Have you ever felt stuck and uninspired when it comes to stock photography? I know I have. Sometimes I just don’t know what to photograph.

But in reality, opportunities are everywhere and inspiration can be found in our daily routines.

We often think that the best photos are taken in exotic places and everyday life is not interesting enough. It’s in our human nature to disregard our daily routine since it’s often on autopilot and doesn’t seem important enough.

But if you keep your camera close by and observe the scenes that unfold throughout the day, you might be able to capture some great photos that could work for commercial and editorial stock.

Here are a few examples of daily life that you can photograph:

Hanging out with friends

Since the world is slowly reopening, people are rushing to meet up and socialize.

Take advantage of those reunions to document the gatherings of friends and family. Whether it’s a meal shared together in the backyard or a casual hangout to catch up, have your camera at the ready to capture those genuine moments of interaction.

Meal preparation

Photos of food are always popular and never go out of style. Next time you or someone else is preparing a meal, grab your camera and snap away!

Put a little extra effort into the presentation and take a few shots of the finished meal, but don’t forget to document the different steps of the preparation as well, including photos of the ingredients.

This is exactly what I did with this stack of pancakes I prepared one morning at home. Not only was it delicious, it also brought me some money on stock as well!

Grocery shopping

Grocery shopping can seem uninteresting. But it’s also a great place to take stock photos. In fact, any shopping spree can turn into a photo opportunity, especially if you have someone tag along with you.
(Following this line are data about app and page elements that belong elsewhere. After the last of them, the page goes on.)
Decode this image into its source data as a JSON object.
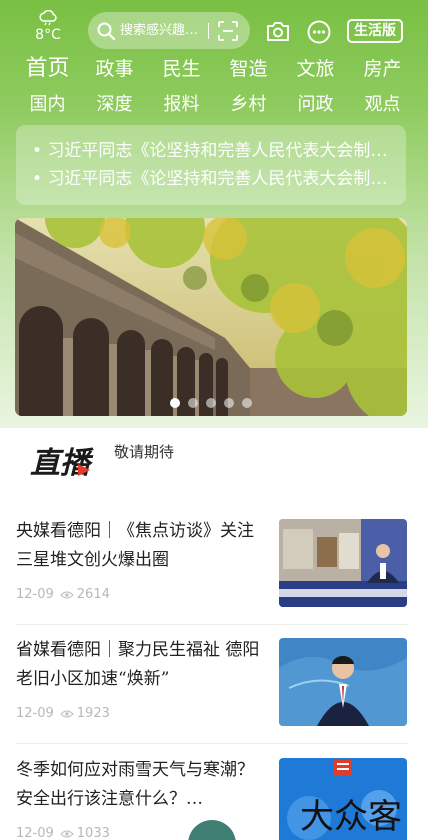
{
  "header": {
    "weather": {
      "icon": "cloud-icon",
      "temperature": "8°C"
    },
    "search": {
      "placeholder": "搜索感兴趣的内容"
    },
    "life_label": "生活版"
  },
  "nav": {
    "row1": [
      "首页",
      "政事",
      "民生",
      "智造",
      "文旅",
      "房产"
    ],
    "row2": [
      "国内",
      "深度",
      "报料",
      "乡村",
      "问政",
      "观点"
    ]
  },
  "headlines": [
    "习近平同志《论坚持和完善人民代表大会制度》主要篇目介绍",
    "习近平同志《论坚持和完善人民代表大会制度》出版发行"
  ],
  "banner": {
    "slide_count": 5,
    "active_index": 0
  },
  "live": {
    "logo_text": "直播",
    "status": "敬请期待"
  },
  "news": [
    {
      "title": "央媒看德阳｜《焦点访谈》关注三星堆文创火爆出圈",
      "date": "12-09",
      "views": "2614"
    },
    {
      "title": "省媒看德阳｜聚力民生福祉 德阳老旧小区加速“焕新”",
      "date": "12-09",
      "views": "1923"
    },
    {
      "title": "冬季如何应对雨雪天气与寒潮？安全出行该注意什么？…",
      "date": "12-09",
      "views": "1033"
    }
  ],
  "watermark": "大众客",
  "colors": {
    "brand_green": "#79c043",
    "meta_gray": "#b8b8b8"
  }
}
Ask your model to pick items and move around to find different angles. You can use a shallow depth of field to blur the background and hide all the product names and other shoppers.

And here’s a little tip: Take photos at the vegetable aisle. It’s easier because there are often no obvious product names standing out.

Movie nights

Having a movie night with your kids, grandchildren or just friends? Grab that camera and capture their expressions during the different scenes.

You can underexpose the image to darken the background and hide all the distractions. Just make sure you pay attention to your shutter speed to avoid getting blurry shots. A tripod is highly recommended.

As you can see, opportunities are everywhere in our seemingly boring daily routine. You only need to have your camera close by and watch for those candid moments to capture small snippets of life and hopefully turn them into extra cash.

— Daniel